Some influential conservative evangelicals have tried to make a case for subordination of women in the church based on a subordination of the Son to the Father. Some very popular evangelical intellectuals like Wayne Grudem and Bruce Ware seem to have re-structured their Trinitarian position so that it aligns with their personal view of women in ministry. Their justification goes something like this. If women are somehow subordinate to men in ministry, then our idea of the Trinity should also reflect the Son’s subordination to the Father. The thing that would bother most classical fourth-century Trinitarian thinkers is that Grudem and Ware are misled and have tied their view of women in ministry so closely to a false view of the Trinity in such a way that if one goes against their view of women in ministry they may also be accused of going against orthodoxy. God forbid.
This is far from the truth according to classical Trinitarian theologians like T.F. Torrance, and Stephen R. Holmes of St. Andrew’s University.

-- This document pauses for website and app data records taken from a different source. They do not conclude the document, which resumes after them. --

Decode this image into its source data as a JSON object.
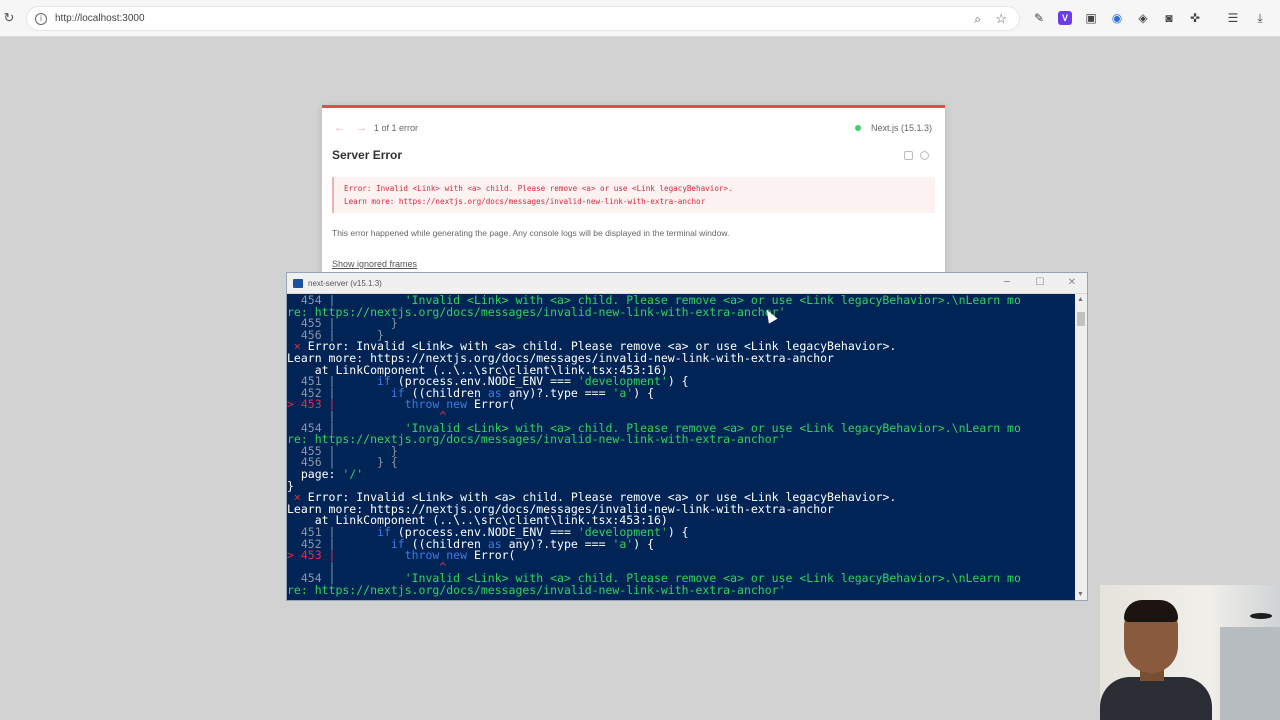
{
  "browser": {
    "url": "http://localhost:3000",
    "reload_icon": "reload-icon",
    "extension_icons": [
      "zoom-icon",
      "star-icon",
      "pen-icon",
      "v-extension-icon",
      "cast-icon",
      "capture-icon",
      "eye-icon",
      "camera-icon",
      "puzzle-icon",
      "menu-list-icon",
      "download-icon"
    ],
    "v_label": "V"
  },
  "overlay": {
    "nav": "← →",
    "error_count": "1 of 1 error",
    "version": "Next.js (15.1.3)",
    "title": "Server Error",
    "error_line1": "Error: Invalid <Link> with <a> child. Please remove <a> or use <Link legacyBehavior>.",
    "error_line2": "Learn more: https://nextjs.org/docs/messages/invalid-new-link-with-extra-anchor",
    "hint": "This error happened while generating the page. Any console logs will be displayed in the terminal window.",
    "show_frames": "Show ignored frames",
    "accent_color": "#e5484d"
  },
  "terminal": {
    "title": "next-server (v15.1.3)",
    "buttons": {
      "minimize": "─",
      "maximize": "☐",
      "close": "✕"
    },
    "lines": [
      [
        [
          "gy",
          "  454 |          "
        ],
        [
          "g",
          "'Invalid <Link> with <a> child. Please remove <a> or use <Link legacyBehavior>.\\nLearn mo"
        ]
      ],
      [
        [
          "g",
          "re: https://nextjs.org/docs/messages/invalid-new-link-with-extra-anchor'"
        ]
      ],
      [
        [
          "gy",
          "  455 |        }"
        ]
      ],
      [
        [
          "gy",
          "  456 |      }"
        ]
      ],
      [
        [
          "r",
          " ⨯ "
        ],
        [
          "w",
          "Error: Invalid <Link> with <a> child. Please remove <a> or use <Link legacyBehavior>."
        ]
      ],
      [
        [
          "w",
          "Learn more: https://nextjs.org/docs/messages/invalid-new-link-with-extra-anchor"
        ]
      ],
      [
        [
          "w",
          "    at LinkComponent (..\\..\\src\\client\\link.tsx:453:16)"
        ]
      ],
      [
        [
          "gy",
          "  451 |      "
        ],
        [
          "k",
          "if"
        ],
        [
          "w",
          " (process.env.NODE_ENV === "
        ],
        [
          "g",
          "'development'"
        ],
        [
          "w",
          ") {"
        ]
      ],
      [
        [
          "gy",
          "  452 |        "
        ],
        [
          "k",
          "if"
        ],
        [
          "w",
          " ((children "
        ],
        [
          "k",
          "as"
        ],
        [
          "w",
          " any)?.type === "
        ],
        [
          "g",
          "'a'"
        ],
        [
          "w",
          ") {"
        ]
      ],
      [
        [
          "r",
          "> 453 |          "
        ],
        [
          "k",
          "throw new"
        ],
        [
          "w",
          " Error("
        ]
      ],
      [
        [
          "gy",
          "      |          "
        ],
        [
          "r",
          "     ^"
        ]
      ],
      [
        [
          "gy",
          "  454 |          "
        ],
        [
          "g",
          "'Invalid <Link> with <a> child. Please remove <a> or use <Link legacyBehavior>.\\nLearn mo"
        ]
      ],
      [
        [
          "g",
          "re: https://nextjs.org/docs/messages/invalid-new-link-with-extra-anchor'"
        ]
      ],
      [
        [
          "gy",
          "  455 |        }"
        ]
      ],
      [
        [
          "gy",
          "  456 |      } {"
        ]
      ],
      [
        [
          "w",
          "  page: "
        ],
        [
          "g",
          "'/'"
        ]
      ],
      [
        [
          "w",
          "}"
        ]
      ],
      [
        [
          "r",
          " ⨯ "
        ],
        [
          "w",
          "Error: Invalid <Link> with <a> child. Please remove <a> or use <Link legacyBehavior>."
        ]
      ],
      [
        [
          "w",
          "Learn more: https://nextjs.org/docs/messages/invalid-new-link-with-extra-anchor"
        ]
      ],
      [
        [
          "w",
          "    at LinkComponent (..\\..\\src\\client\\link.tsx:453:16)"
        ]
      ],
      [
        [
          "gy",
          "  451 |      "
        ],
        [
          "k",
          "if"
        ],
        [
          "w",
          " (process.env.NODE_ENV === "
        ],
        [
          "g",
          "'development'"
        ],
        [
          "w",
          ") {"
        ]
      ],
      [
        [
          "gy",
          "  452 |        "
        ],
        [
          "k",
          "if"
        ],
        [
          "w",
          " ((children "
        ],
        [
          "k",
          "as"
        ],
        [
          "w",
          " any)?.type === "
        ],
        [
          "g",
          "'a'"
        ],
        [
          "w",
          ") {"
        ]
      ],
      [
        [
          "r",
          "> 453 |          "
        ],
        [
          "k",
          "throw new"
        ],
        [
          "w",
          " Error("
        ]
      ],
      [
        [
          "gy",
          "      |          "
        ],
        [
          "r",
          "     ^"
        ]
      ],
      [
        [
          "gy",
          "  454 |          "
        ],
        [
          "g",
          "'Invalid <Link> with <a> child. Please remove <a> or use <Link legacyBehavior>.\\nLearn mo"
        ]
      ],
      [
        [
          "g",
          "re: https://nextjs.org/docs/messages/invalid-new-link-with-extra-anchor'"
        ]
      ]
    ],
    "background_color": "#012456"
  },
  "webcam": {
    "subject": "presenter-webcam"
  }
}
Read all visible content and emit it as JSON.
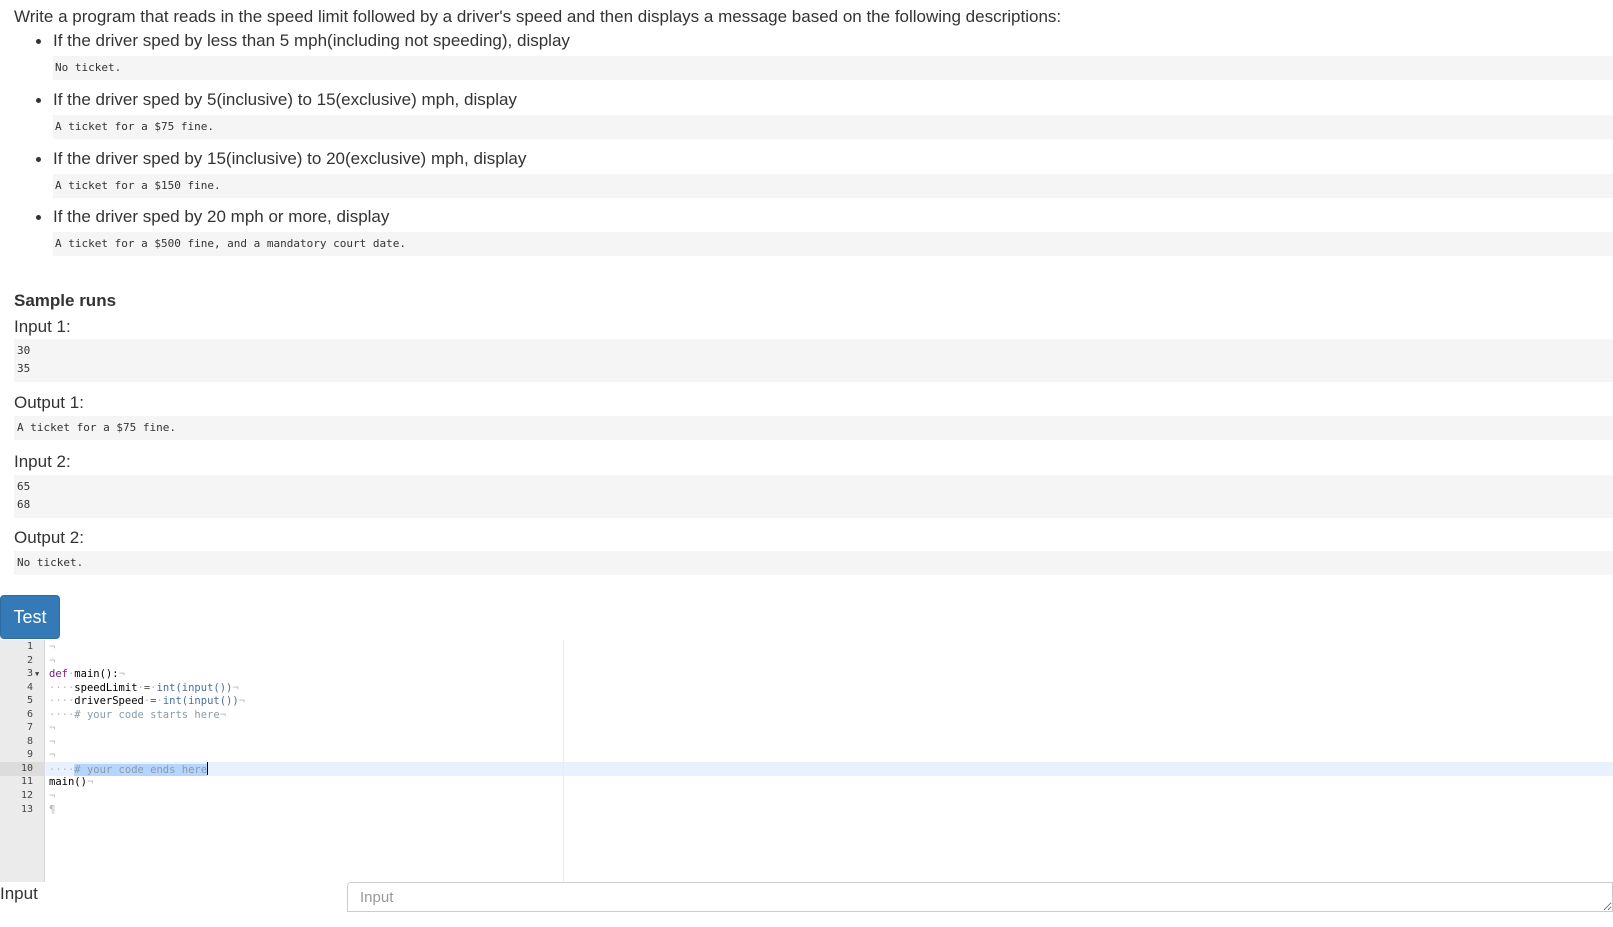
{
  "problem": {
    "intro": "Write a program that reads in the speed limit followed by a driver's speed and then displays a message based on the following descriptions:",
    "rules": [
      {
        "text": "If the driver sped by less than 5 mph(including not speeding), display",
        "output": "No ticket."
      },
      {
        "text": "If the driver sped by 5(inclusive) to 15(exclusive) mph, display",
        "output": "A ticket for a $75 fine."
      },
      {
        "text": "If the driver sped by 15(inclusive) to 20(exclusive) mph, display",
        "output": "A ticket for a $150 fine."
      },
      {
        "text": "If the driver sped by 20 mph or more, display",
        "output": "A ticket for a $500 fine, and a mandatory court date."
      }
    ]
  },
  "samples": {
    "heading": "Sample runs",
    "input1_label": "Input 1:",
    "input1": "30\n35",
    "output1_label": "Output 1:",
    "output1": "A ticket for a $75 fine.",
    "input2_label": "Input 2:",
    "input2": "65\n68",
    "output2_label": "Output 2:",
    "output2": "No ticket."
  },
  "test_button": "Test",
  "editor": {
    "line_numbers": [
      "1",
      "2",
      "3",
      "4",
      "5",
      "6",
      "7",
      "8",
      "9",
      "10",
      "11",
      "12",
      "13"
    ],
    "code": {
      "def_kw": "def",
      "main_sig": "main():",
      "speed_limit_var": "speedLimit",
      "speed_limit_expr": "int(input())",
      "driver_speed_var": "driverSpeed",
      "driver_speed_expr": "int(input())",
      "comment_start": "# your code starts here",
      "comment_end": "# your code ends here",
      "main_call": "main()"
    },
    "active_line": 10
  },
  "input_area": {
    "label": "Input",
    "placeholder": "Input"
  }
}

All though the Son is begotten by the Father, we have hierarchically re-ordered the Trinity in such a way that the Son is now subordinated by the Father. In other words, the Father is somehow supposed to be hierarchically above the Son in every way. This thinking is not orthodox Trinitarianism. Actually the Trinity was never meant to inform any social hierarchies in the church. They’re completely separate issues. This violation breaks away from the earliest Trinitarian idea established by the early Church Fathers like Augustine and the Cappadocian Fathers. This new idea of an ontological subordination of the Son is misused in order to draw a parallel to how men and women should function in church ministry. No, God does not change, but we have somehow changed God. It seems like we’ve committed an error like Arius and it opens a new door to false doctrine… (hence, JWs). Thus, the question for us is: “Have we conveniently misused and abused the original doctrine of the Trinity for our own purposes?”